You would think after 27 years, Pennywise would be chomping at the bit to deliver sweet justice on The Loser’s Club. But that’s not really the case is it? It seems that Pennywise is more concerned with dicking around for the majority of the film rather than living up to the moniker of “killer clown”.
And sure, I get it, he’s a clown. Of course he’d get a kick out of toying with his prey before sealing the deal but when you multiply that to kill time, the mind games become exhausting. After a while, the effect wears off—which was definitely the case in my screening. The crowd was hot for the first and second half but by the third, there was a distinct lull that set in. Makes you wonder why Pennywise will go through all the trouble of concocting a psychological nightmare for The Loser’s Club but then bite the ribcage of some random dude in a hot second.
Sequels. Bigger, badder, and bloodier!
Chapter Two is an ambitious film. I know the modern adaption has amassed a strong following so I didn’t want to write this review without doing my due diligence. I watched your interviews so I could understand your headspace. I read up on the source material to better familiarize myself with the mythology. It’s clear you wanted to tackle aspects of fear, trauma, and repressed memories through the deranged antics of an inter-dimensional demon.
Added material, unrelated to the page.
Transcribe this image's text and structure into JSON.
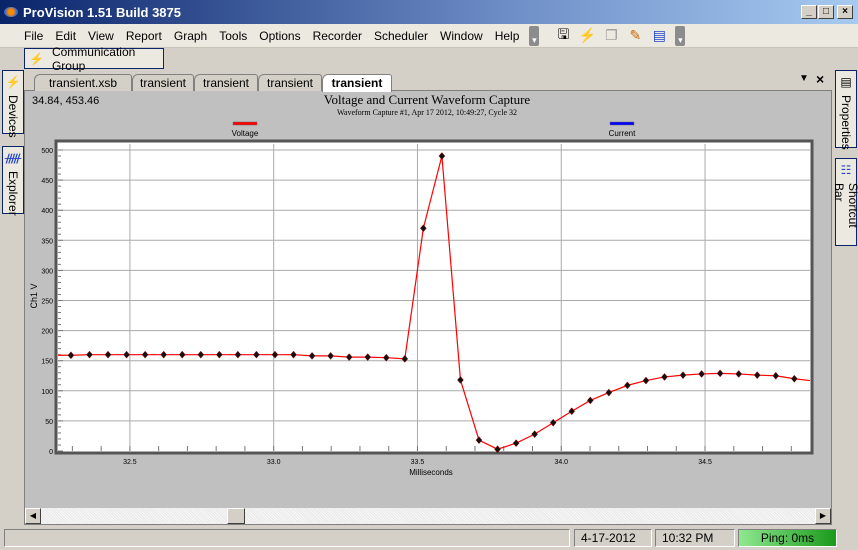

Yet, that same ambition caused you to stumble into a longer, rehashed version of Chapter One without the same simplistic integrity.